[Data excerpts]

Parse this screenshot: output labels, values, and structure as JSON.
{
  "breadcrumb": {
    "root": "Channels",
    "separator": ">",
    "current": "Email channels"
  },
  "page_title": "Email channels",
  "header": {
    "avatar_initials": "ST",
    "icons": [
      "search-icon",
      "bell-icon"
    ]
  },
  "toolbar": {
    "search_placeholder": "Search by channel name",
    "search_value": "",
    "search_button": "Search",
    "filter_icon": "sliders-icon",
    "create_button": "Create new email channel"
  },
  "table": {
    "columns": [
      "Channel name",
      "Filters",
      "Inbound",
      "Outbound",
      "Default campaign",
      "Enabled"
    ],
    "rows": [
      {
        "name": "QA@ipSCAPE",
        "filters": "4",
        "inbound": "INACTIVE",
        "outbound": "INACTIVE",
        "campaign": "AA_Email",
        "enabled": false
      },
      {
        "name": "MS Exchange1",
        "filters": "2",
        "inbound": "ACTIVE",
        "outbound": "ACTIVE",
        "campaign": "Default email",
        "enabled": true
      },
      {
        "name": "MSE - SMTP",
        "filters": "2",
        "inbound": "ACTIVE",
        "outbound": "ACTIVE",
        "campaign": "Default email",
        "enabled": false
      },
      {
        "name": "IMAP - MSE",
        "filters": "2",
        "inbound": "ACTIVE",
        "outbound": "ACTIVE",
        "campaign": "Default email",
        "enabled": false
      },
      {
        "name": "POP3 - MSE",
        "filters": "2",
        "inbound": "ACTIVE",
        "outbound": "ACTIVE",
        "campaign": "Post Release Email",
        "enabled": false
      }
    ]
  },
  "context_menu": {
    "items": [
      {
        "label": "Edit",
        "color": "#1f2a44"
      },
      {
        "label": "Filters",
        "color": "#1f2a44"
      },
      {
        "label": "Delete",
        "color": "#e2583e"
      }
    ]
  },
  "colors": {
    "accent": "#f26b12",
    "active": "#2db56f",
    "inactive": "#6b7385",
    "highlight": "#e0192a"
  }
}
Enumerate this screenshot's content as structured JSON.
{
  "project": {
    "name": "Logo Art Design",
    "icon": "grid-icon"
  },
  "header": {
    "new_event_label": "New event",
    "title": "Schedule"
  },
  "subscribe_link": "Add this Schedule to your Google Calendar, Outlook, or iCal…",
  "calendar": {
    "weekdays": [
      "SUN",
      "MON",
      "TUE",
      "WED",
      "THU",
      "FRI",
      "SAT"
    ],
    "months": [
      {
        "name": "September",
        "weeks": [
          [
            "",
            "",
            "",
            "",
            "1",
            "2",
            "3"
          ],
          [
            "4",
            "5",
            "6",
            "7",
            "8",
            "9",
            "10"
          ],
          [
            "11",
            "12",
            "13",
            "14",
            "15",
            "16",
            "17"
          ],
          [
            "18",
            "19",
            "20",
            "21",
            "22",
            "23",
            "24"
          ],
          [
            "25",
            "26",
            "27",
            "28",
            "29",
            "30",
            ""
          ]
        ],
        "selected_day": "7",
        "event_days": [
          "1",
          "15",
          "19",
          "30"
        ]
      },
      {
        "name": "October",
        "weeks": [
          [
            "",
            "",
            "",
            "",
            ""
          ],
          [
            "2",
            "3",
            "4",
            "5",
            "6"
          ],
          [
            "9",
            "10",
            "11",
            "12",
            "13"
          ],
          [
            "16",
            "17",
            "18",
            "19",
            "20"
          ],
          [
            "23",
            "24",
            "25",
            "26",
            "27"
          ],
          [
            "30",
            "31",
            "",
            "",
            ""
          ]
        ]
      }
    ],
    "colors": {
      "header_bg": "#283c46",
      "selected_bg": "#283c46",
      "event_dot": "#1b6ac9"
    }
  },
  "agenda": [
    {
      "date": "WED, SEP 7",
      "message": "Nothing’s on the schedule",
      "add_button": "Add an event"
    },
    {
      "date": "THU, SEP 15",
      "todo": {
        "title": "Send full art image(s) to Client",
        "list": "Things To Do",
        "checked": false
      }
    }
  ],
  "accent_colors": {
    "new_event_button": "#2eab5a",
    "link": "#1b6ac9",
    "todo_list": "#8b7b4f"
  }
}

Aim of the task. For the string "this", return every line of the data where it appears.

Response area.
Parse this screenshot: output labels, values, and structure as JSON.
Enumerate this screenshot's content as structured JSON.
  "subscribe_link": "Add this Schedule to your Google Calendar, Outlook, or iCal…",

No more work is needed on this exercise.